About this task - For the word "true", return each line of the data in which it occurs.

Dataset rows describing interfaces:
******************************

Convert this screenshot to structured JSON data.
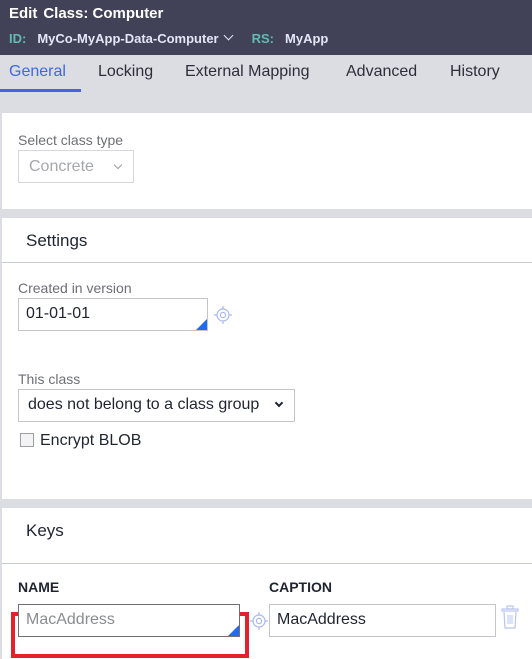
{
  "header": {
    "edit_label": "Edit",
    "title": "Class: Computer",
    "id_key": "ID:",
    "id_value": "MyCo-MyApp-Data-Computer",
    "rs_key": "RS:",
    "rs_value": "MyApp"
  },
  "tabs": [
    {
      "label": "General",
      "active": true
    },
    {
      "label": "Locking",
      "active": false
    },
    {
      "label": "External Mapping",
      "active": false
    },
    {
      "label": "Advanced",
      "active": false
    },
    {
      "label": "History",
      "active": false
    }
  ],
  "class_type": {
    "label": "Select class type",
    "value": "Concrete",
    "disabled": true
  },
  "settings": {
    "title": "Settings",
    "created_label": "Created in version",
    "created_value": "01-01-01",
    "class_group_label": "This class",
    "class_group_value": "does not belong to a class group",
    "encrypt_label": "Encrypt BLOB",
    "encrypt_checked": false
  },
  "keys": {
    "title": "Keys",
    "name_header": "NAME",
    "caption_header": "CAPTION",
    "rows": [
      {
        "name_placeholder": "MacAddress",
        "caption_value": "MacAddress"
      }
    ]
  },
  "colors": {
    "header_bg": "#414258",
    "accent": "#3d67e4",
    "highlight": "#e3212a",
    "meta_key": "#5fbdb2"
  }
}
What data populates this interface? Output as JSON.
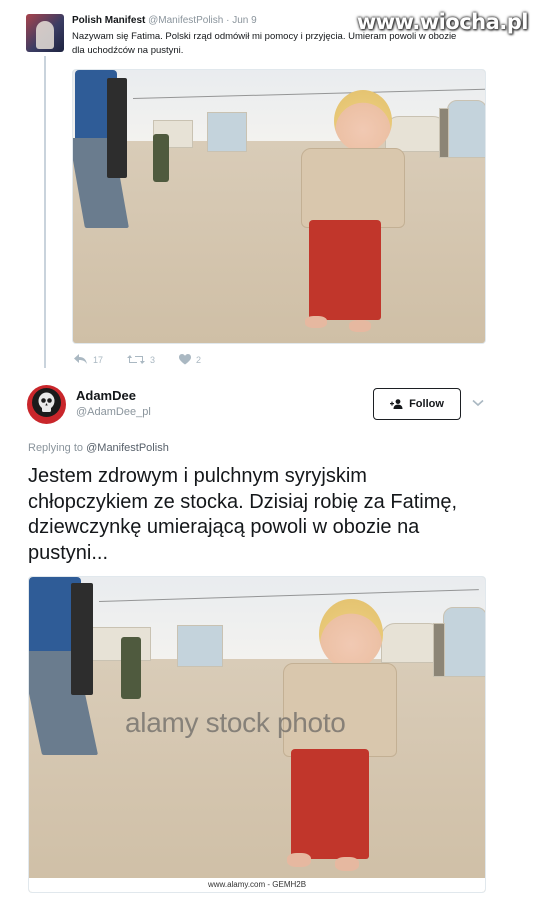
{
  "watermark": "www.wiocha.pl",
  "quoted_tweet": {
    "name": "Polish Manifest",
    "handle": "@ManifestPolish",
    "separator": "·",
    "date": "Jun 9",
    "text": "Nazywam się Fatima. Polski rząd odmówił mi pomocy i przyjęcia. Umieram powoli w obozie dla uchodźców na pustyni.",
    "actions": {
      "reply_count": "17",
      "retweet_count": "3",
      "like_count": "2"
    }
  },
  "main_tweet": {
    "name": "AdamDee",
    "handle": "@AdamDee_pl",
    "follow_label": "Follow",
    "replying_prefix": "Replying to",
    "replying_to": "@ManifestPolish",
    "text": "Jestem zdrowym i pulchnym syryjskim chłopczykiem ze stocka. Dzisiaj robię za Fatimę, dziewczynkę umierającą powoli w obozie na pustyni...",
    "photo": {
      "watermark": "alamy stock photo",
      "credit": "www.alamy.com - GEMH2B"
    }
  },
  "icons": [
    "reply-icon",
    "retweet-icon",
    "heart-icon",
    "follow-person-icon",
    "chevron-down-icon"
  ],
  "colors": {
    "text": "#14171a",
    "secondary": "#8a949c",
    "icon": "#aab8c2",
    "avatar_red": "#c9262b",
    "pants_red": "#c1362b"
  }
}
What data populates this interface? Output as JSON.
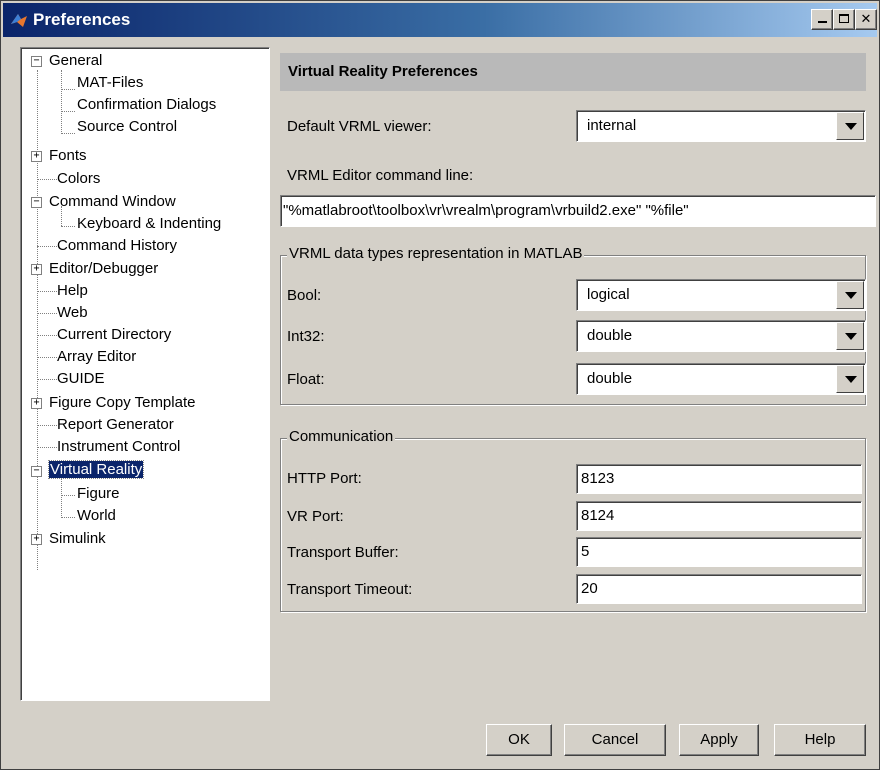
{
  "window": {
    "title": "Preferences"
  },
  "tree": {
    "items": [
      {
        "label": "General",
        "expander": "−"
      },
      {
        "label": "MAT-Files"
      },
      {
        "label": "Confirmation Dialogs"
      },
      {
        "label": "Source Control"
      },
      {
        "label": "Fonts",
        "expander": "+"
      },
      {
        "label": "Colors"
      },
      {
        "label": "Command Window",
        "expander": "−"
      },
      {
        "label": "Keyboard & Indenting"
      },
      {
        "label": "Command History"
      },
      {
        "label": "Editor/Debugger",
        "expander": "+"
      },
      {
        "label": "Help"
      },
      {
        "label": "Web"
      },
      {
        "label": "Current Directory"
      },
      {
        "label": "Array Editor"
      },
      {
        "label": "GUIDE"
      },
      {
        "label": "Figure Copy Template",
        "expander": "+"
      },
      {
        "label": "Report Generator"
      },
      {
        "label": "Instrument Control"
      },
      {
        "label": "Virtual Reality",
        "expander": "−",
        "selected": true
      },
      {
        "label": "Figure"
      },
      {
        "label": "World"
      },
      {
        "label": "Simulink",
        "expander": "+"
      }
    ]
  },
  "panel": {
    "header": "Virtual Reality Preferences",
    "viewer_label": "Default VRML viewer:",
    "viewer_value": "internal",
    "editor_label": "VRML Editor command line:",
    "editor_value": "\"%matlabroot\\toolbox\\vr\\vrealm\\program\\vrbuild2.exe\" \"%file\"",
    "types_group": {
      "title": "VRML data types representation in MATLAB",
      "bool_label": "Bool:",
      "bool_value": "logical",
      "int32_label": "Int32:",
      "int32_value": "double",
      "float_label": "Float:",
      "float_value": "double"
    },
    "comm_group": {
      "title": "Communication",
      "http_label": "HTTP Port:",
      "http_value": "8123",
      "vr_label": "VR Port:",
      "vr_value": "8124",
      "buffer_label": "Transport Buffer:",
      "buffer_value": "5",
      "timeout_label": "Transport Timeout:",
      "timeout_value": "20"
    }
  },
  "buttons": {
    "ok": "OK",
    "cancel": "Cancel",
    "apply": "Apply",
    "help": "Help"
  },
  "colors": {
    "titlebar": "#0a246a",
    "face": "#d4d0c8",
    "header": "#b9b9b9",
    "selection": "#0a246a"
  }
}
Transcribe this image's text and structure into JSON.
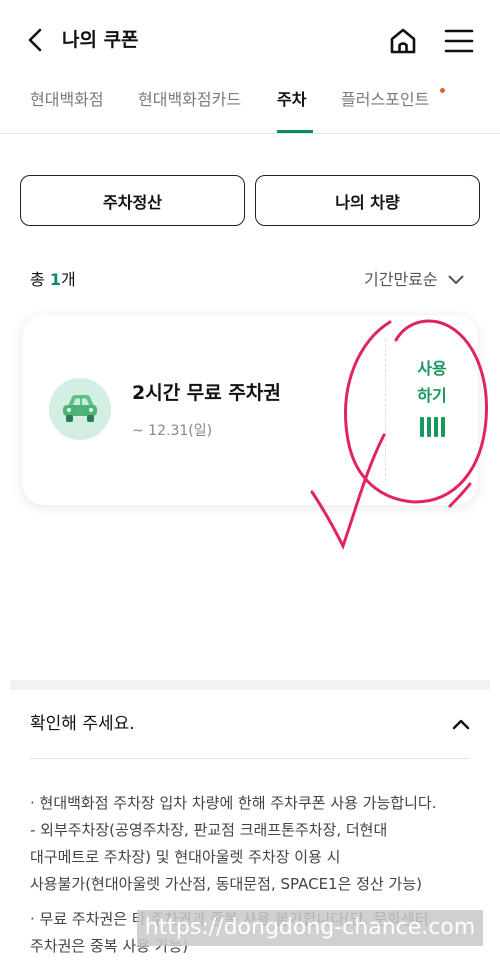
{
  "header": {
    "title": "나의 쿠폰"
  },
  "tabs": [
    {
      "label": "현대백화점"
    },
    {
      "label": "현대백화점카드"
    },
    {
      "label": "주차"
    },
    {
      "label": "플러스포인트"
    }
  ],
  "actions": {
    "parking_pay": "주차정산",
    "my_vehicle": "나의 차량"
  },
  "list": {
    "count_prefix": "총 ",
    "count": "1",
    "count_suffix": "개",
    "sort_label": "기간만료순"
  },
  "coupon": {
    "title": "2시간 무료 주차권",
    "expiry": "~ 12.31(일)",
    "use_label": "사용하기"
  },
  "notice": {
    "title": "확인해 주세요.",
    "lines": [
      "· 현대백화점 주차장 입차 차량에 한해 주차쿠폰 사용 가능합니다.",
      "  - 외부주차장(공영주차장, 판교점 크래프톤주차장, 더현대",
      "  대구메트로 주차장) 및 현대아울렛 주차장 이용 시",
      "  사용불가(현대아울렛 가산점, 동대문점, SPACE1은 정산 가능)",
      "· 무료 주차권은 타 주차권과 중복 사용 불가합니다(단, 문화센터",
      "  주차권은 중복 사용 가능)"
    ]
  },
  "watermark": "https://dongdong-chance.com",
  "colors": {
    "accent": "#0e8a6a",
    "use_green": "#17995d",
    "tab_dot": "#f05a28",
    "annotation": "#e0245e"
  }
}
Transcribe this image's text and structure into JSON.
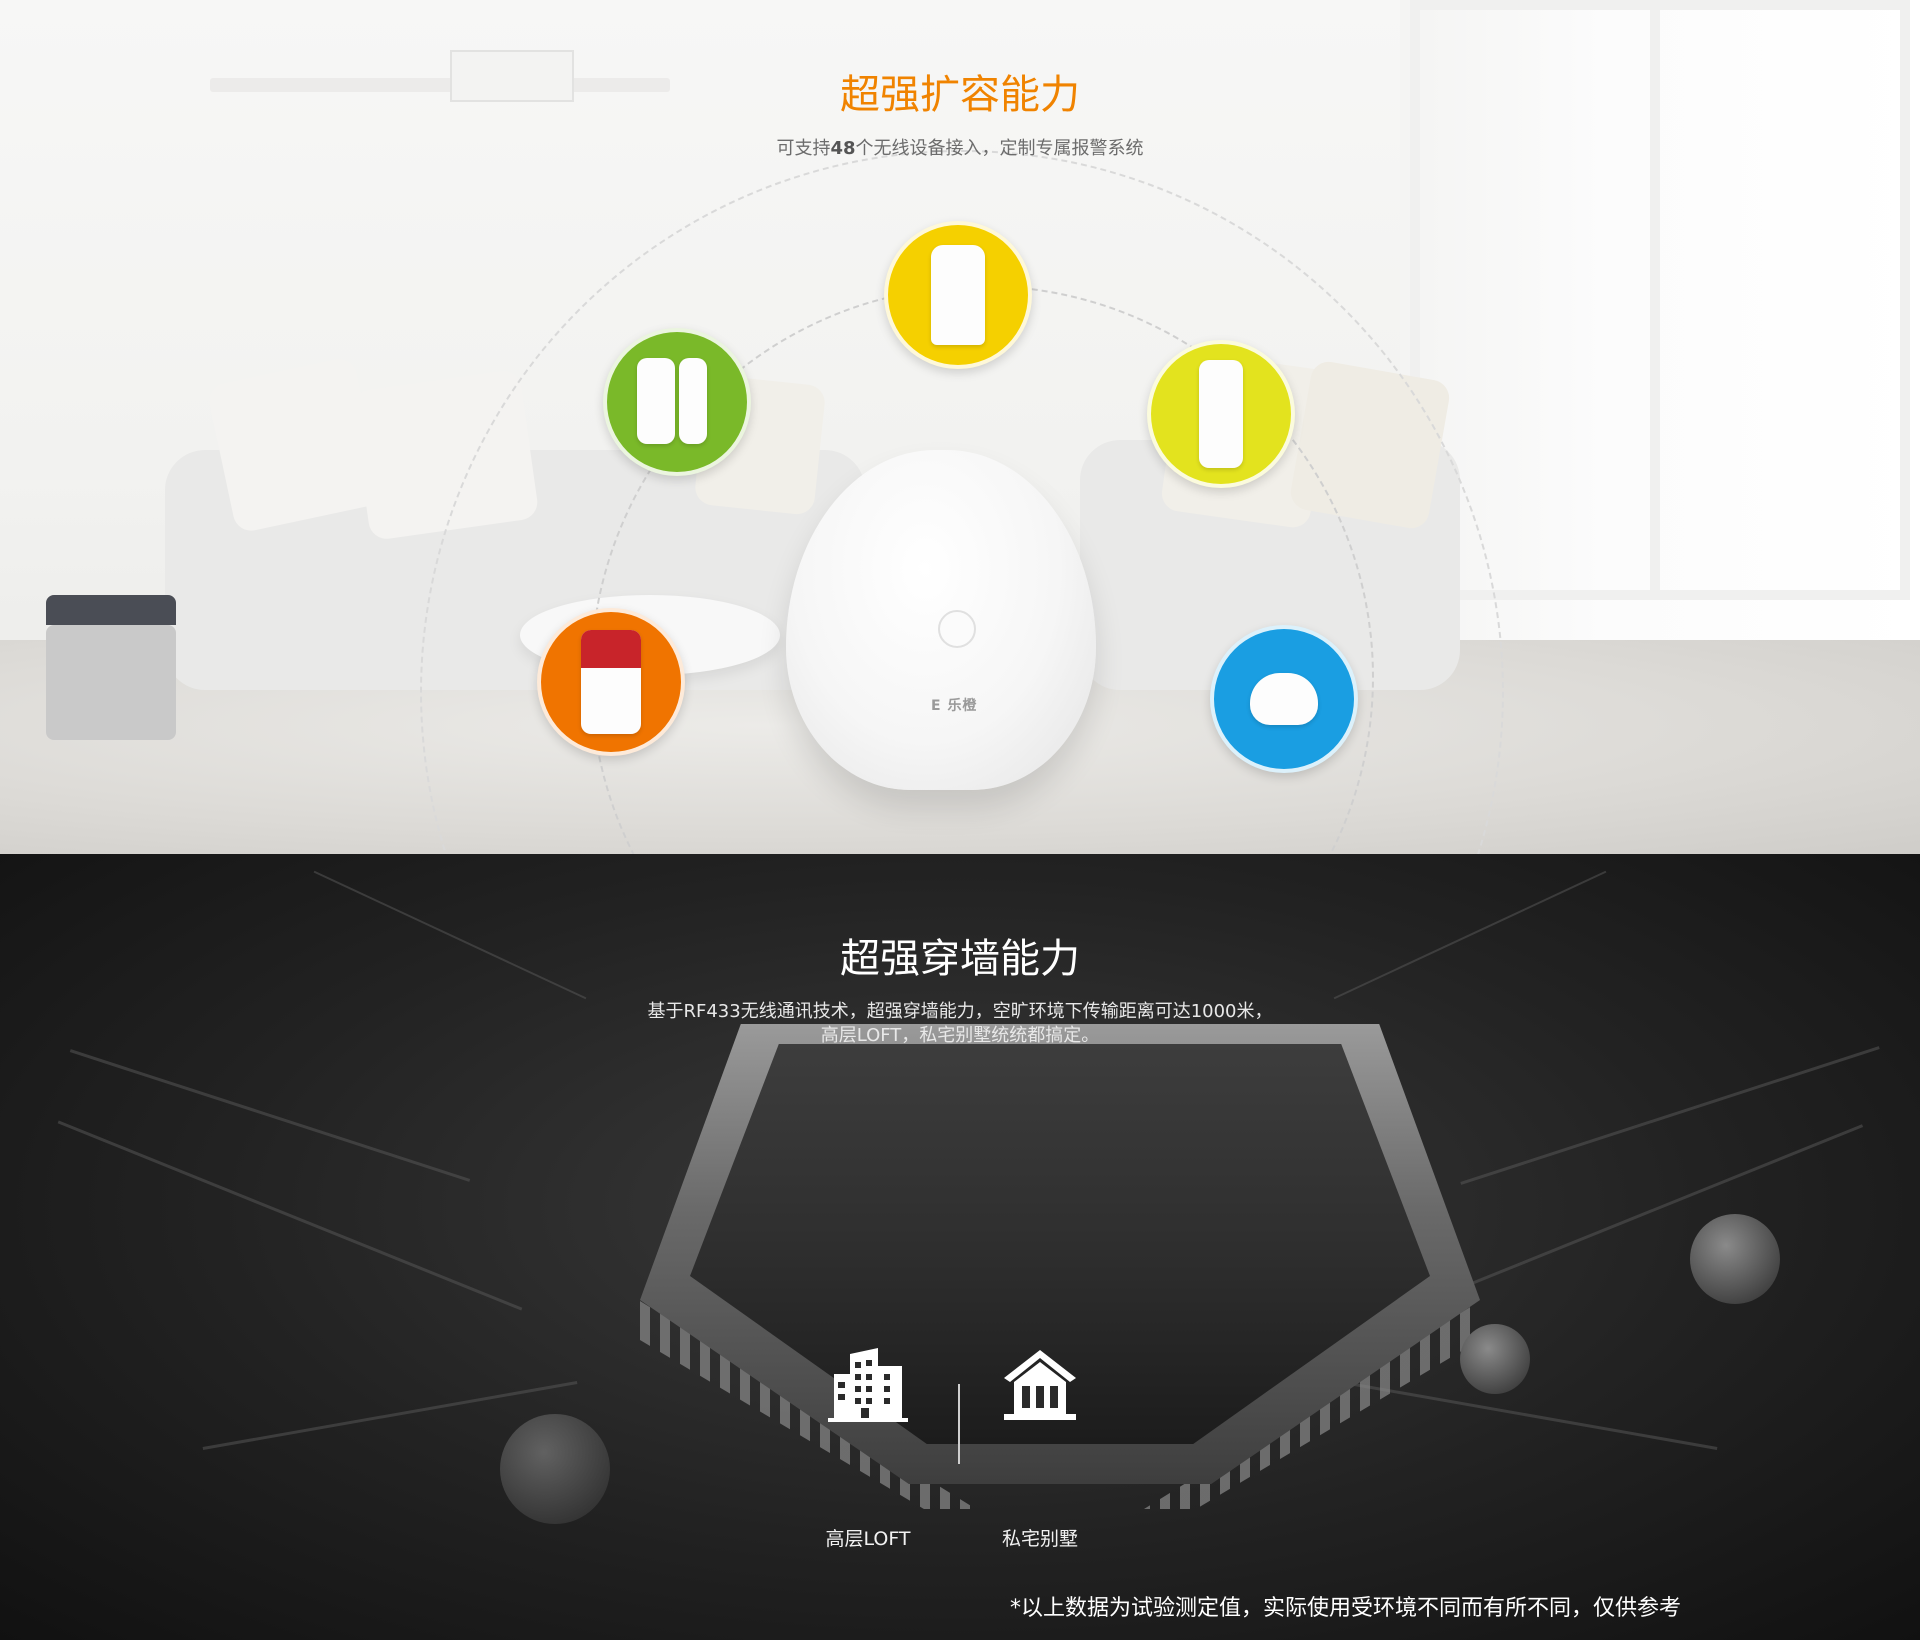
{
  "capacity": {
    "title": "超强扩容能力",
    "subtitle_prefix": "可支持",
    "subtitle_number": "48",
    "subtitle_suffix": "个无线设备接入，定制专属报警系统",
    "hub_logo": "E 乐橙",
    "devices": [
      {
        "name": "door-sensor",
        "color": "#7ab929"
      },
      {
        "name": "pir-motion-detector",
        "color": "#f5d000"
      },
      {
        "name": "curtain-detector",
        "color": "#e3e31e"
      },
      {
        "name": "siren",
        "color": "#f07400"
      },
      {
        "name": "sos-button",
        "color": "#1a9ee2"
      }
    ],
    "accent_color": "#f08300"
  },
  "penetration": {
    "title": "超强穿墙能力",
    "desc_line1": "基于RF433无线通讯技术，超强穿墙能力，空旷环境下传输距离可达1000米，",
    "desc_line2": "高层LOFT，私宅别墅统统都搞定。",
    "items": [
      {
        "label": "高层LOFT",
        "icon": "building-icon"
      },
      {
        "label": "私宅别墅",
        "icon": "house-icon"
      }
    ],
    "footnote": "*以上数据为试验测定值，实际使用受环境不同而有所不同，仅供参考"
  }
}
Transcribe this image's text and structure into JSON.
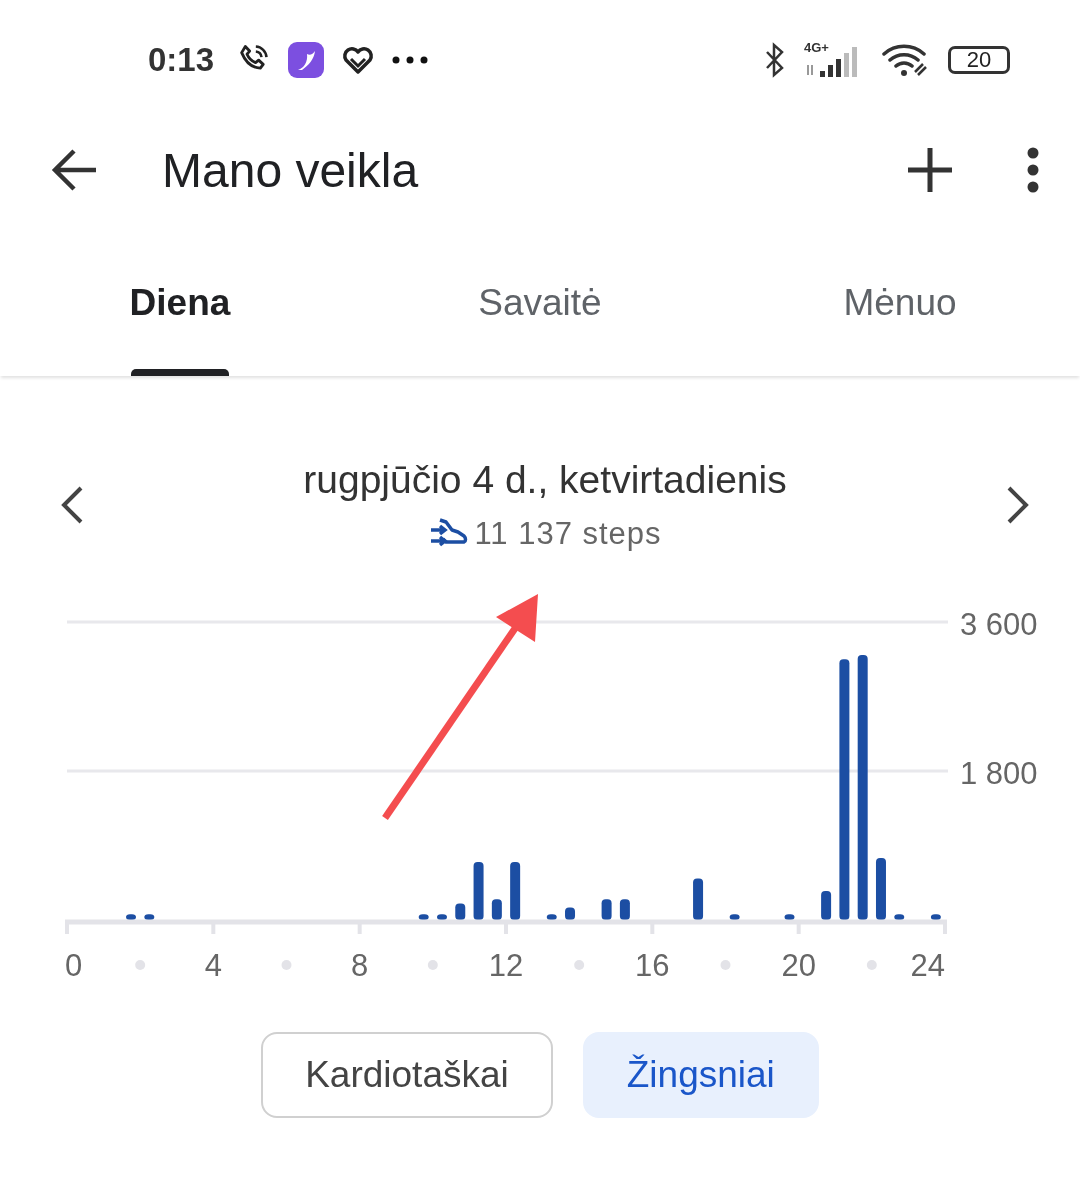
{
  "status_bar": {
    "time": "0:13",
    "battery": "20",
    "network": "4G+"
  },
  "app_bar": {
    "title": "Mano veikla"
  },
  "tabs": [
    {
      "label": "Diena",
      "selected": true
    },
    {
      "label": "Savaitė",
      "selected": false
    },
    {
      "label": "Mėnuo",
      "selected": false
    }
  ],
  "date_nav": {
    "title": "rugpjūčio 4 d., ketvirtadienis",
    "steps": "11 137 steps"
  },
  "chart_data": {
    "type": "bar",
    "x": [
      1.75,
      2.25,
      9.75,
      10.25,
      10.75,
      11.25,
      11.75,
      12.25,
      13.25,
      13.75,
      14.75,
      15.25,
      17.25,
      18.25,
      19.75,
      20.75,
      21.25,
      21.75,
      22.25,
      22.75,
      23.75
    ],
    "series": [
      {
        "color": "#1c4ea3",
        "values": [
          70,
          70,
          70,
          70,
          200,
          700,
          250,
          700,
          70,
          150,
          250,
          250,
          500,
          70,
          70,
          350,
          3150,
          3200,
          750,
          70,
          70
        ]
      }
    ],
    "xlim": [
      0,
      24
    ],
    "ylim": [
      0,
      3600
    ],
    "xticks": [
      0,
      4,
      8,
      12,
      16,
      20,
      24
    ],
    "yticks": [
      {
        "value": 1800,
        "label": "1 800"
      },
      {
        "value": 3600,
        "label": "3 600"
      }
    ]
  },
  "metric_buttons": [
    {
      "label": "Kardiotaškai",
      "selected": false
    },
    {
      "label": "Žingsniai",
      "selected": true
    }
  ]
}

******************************

Output of the task -
      "active": true
    "disabled": true
        "selected": true
      "selected": true
      "selected": true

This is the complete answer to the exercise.